Putting together my baby shower registry was eye-opening—and a bit disturbing. Instead of worrying about which bottles were the easiest to clean, I started worrying about how ridiculously gendered much of the merchandise was. Having a girl? Here’s your Disney Princess wardrobe. Having a boy? Try this onesie that says “lock up your daughters.”
What happened to just letting kids expand discover what makes them happy? Why do we keep projecting our twisted ideas of gender onto them?
That’s the question Paula Espener asked when she shared an image of two coffee mugs on Twitter. One mug, lined pink on the inside, reads “DAUGHTER, PRINCESS, BABE” while the other, lined blue, reads “SON, FRIEND, HERO.”
“What a delightful message to spread to our children. Please do better,” Espener tweeted at Clintons, the popular UK stationery and gift store that carries the mugs. She also included the hashtag #everydaysexism.
Espener’s tweet went viral, with users commenting on how the mugs promoted outdated notions about gender, especially for women.
@ClintonsTweet are you saying that I can only be a Princess and not a hero?
Because that isn’t in my job description.#firefighter
— Antonia (@Flaminhaystack) July 8, 2019
“Are you saying that I can only be a Princess and not a hero? Because that isn’t my job description. #firefighter” wrote one Twitter user calling attention to the skewed message.
My daughter is smart and strong and fierce. She’s a good friend and a natural leader and absolutely my hero. Those mugs are #sexistbullshit
— Karen Cattler (@KCattler) July 8, 2019
Ah shit, here I was thinking I deserved a friend title too…
— Samantha Gizbo (@SamanthaGizbo) July 8, 2019
Others noticed the inherent creepiness of sexualizing young girls by referring to them as “babe.”
Is it me or are the words daughter and babe together just a bit creepy
— Hannah the Runner (@hannahtherunner) July 8, 2019
Babe? Beyond the sexism, that’s some creepy ick right there.
— Pandipants (@Pandipants1) July 8, 2019
Some users offered suggestions on how the mugs could be fixed by adding different descriptions that focus on achievement and intellect.
Hi @ClintonsTweet, presumably your marketing people spent a while coming up with the exact 3 words that you wanted to put on the mug? Maybe you could canvas Twitter for alternatives? Here’s one:
I bet you could get loads of suggestions.
— Iain Kings (@iaink85) July 8, 2019
Clintons responded to Espener apologizing for offending her.
Dear Paula, We are very sorry that this design has caused offence. That’s never the intention when we select our gifts. Your comments have been passed to our buying team for review today. Please email firstname.lastname@example.org to discuss this further. Kind regards.
— Clintons (@ClintonsTweet) July 8, 2019
However, saying sorry for offending someone is not the same as owning up and taking responsibility—something Twitter users were quick to point out.

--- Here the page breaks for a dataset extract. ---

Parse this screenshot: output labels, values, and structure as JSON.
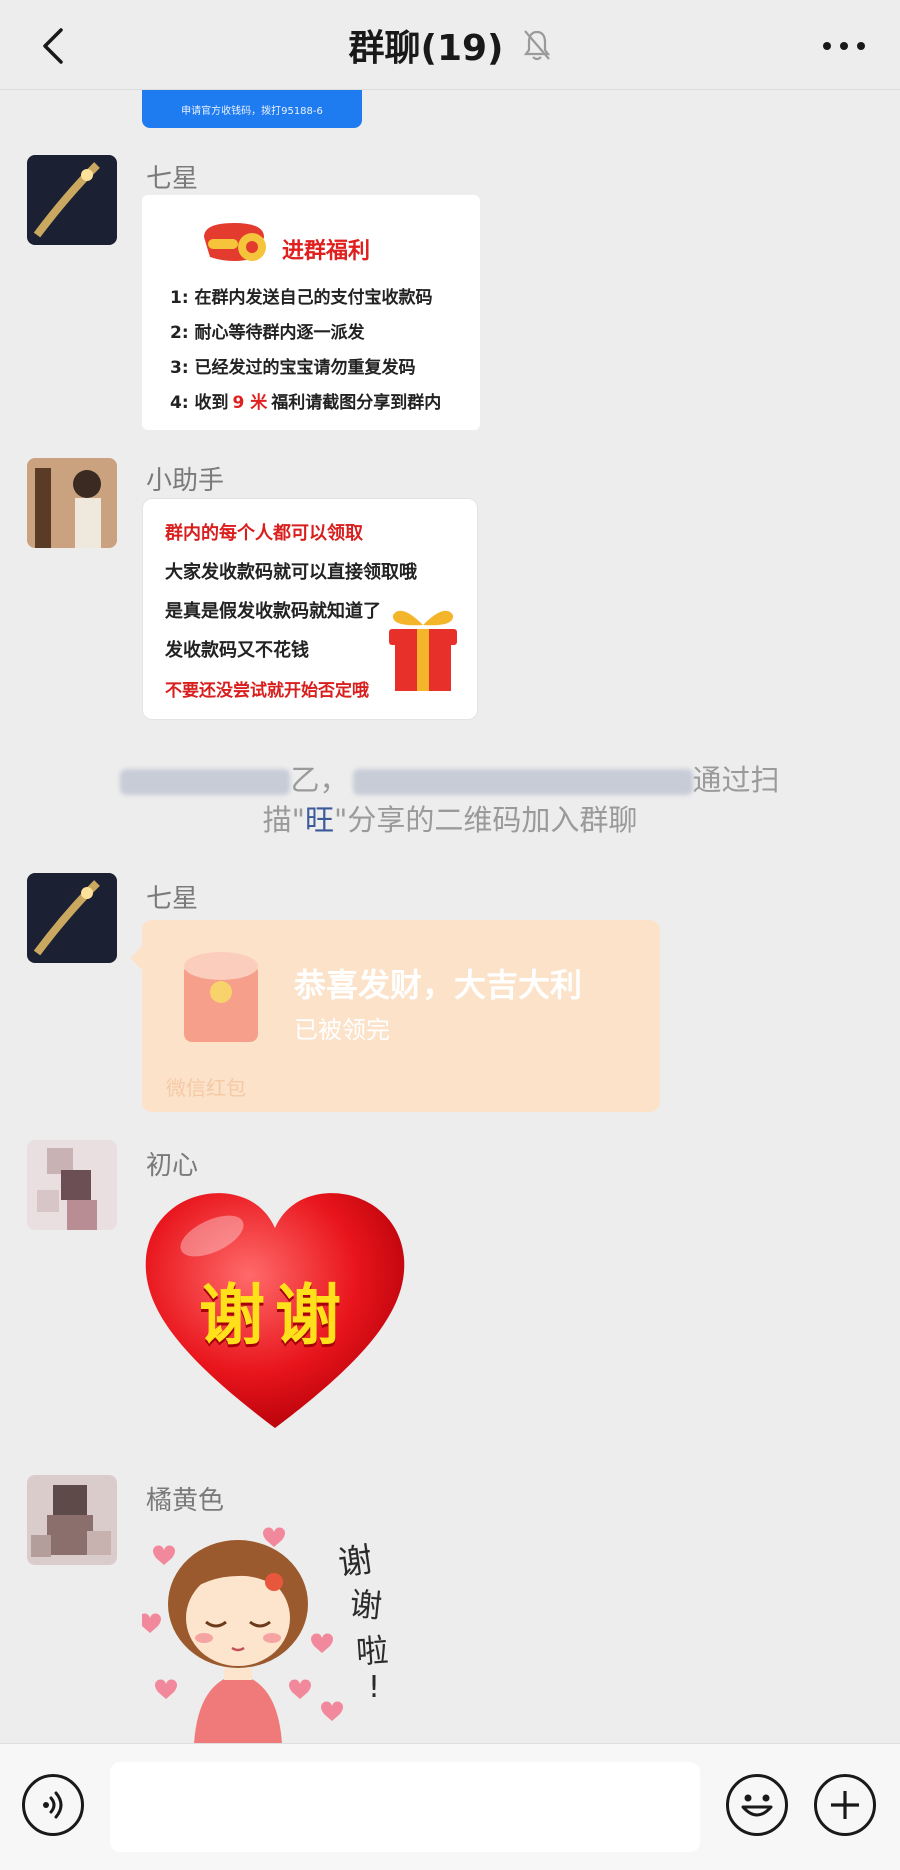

Instead of issuing lame apologies, Clintons needs to do better when selecting merchandise—because being a “hero” isn’t just for boys.
It’s not about causing offence. We’re offended. We think that it’s part of a damaging culture, and is open to criticism on that basis.
We don’t have to be offended. Our moral vocabulary is wider than that.
— Iain Brassington 🇪🇺 (@IBrasso) July 9, 2019
It’s not “offence”. It’s perpetuating a stereotype that subconsciously represses girls. As a society we must do better. Anyone can be a hero 🦸🏼♀️
— voldepork-6 (@voldepork1) July 8, 2019